=== Section Start ===
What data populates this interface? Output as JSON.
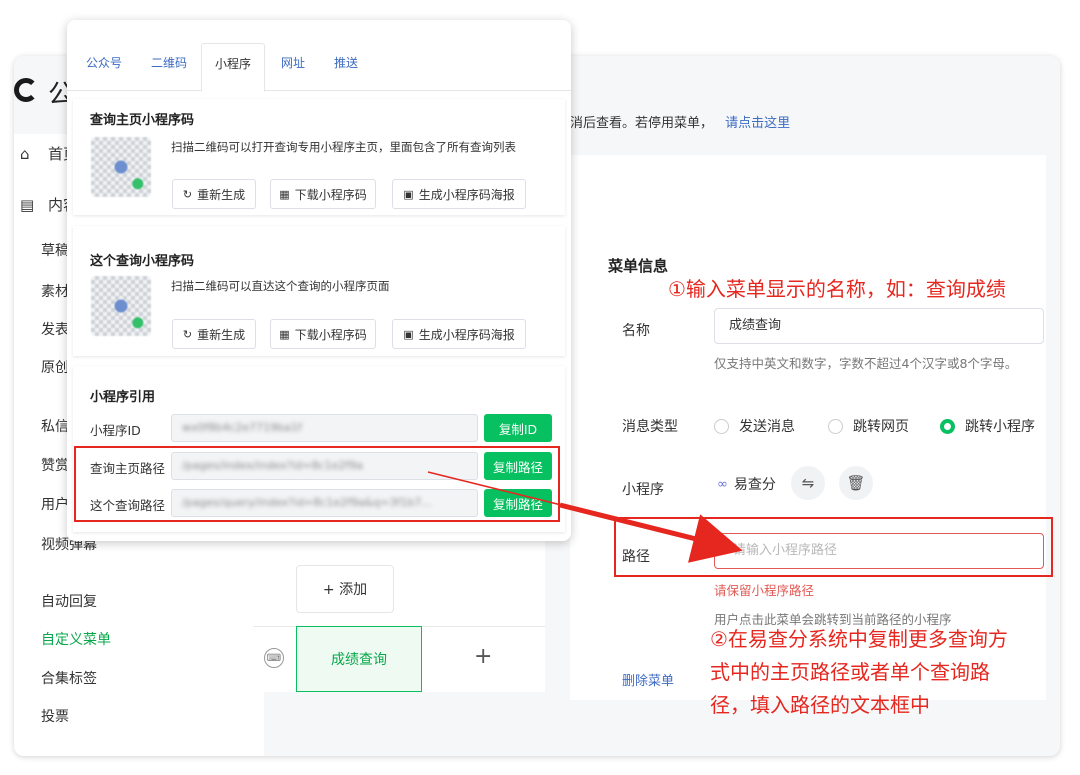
{
  "brand": {
    "text": "公"
  },
  "sidebar": {
    "top_items": [
      {
        "label": "首页",
        "icon": "home-icon"
      },
      {
        "label": "内容",
        "icon": "document-icon"
      }
    ],
    "sub_items": [
      "草稿",
      "素材",
      "发表",
      "原创",
      "私信",
      "赞赏",
      "用户",
      "视频弹幕",
      "自动回复",
      "自定义菜单",
      "合集标签",
      "投票"
    ]
  },
  "notice": {
    "text": "消后查看。若停用菜单，",
    "link": "请点击这里"
  },
  "preview": {
    "add_label": "+ 添加",
    "active_menu": "成绩查询",
    "plus": "+"
  },
  "form": {
    "title": "菜单信息",
    "name_label": "名称",
    "name_value": "成绩查询",
    "name_hint": "仅支持中英文和数字，字数不超过4个汉字或8个字母。",
    "msg_type_label": "消息类型",
    "msg_types": [
      {
        "label": "发送消息",
        "selected": false
      },
      {
        "label": "跳转网页",
        "selected": false
      },
      {
        "label": "跳转小程序",
        "selected": true
      }
    ],
    "mini_program_label": "小程序",
    "mini_program_name": "易查分",
    "path_label": "路径",
    "path_placeholder": "请输入小程序路径",
    "path_error": "请保留小程序路径",
    "path_hint": "用户点击此菜单会跳转到当前路径的小程序",
    "delete_label": "删除菜单"
  },
  "annotations": {
    "a1": "①输入菜单显示的名称，如：查询成绩",
    "a2_lines": [
      "②在易查分系统中复制更多查询方",
      "式中的主页路径或者单个查询路",
      "径，填入路径的文本框中"
    ],
    "color": "#e6271f"
  },
  "popup": {
    "tabs": [
      "公众号",
      "二维码",
      "小程序",
      "网址",
      "推送"
    ],
    "active_tab": "小程序",
    "home_code": {
      "title": "查询主页小程序码",
      "desc": "扫描二维码可以打开查询专用小程序主页，里面包含了所有查询列表",
      "buttons": [
        "重新生成",
        "下载小程序码",
        "生成小程序码海报"
      ]
    },
    "query_code": {
      "title": "这个查询小程序码",
      "desc": "扫描二维码可以直达这个查询的小程序页面",
      "buttons": [
        "重新生成",
        "下载小程序码",
        "生成小程序码海报"
      ]
    },
    "reference": {
      "title": "小程序引用",
      "rows": [
        {
          "label": "小程序ID",
          "value": "wx0f8b4c2e7719ba1f",
          "button": "复制ID"
        },
        {
          "label": "查询主页路径",
          "value": "/pages/index/index?id=8c1e2f9a",
          "button": "复制路径"
        },
        {
          "label": "这个查询路径",
          "value": "/pages/query/index?id=8c1e2f9a&q=3f1b7...",
          "button": "复制路径"
        }
      ]
    }
  },
  "colors": {
    "green": "#07c160",
    "link": "#3c6bc3",
    "red": "#e6271f"
  }
}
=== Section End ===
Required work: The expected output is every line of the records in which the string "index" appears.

Exercise result:
          "value": "/pages/index/index?id=8c1e2f9a",
          "value": "/pages/query/index?id=8c1e2f9a&q=3f1b7...",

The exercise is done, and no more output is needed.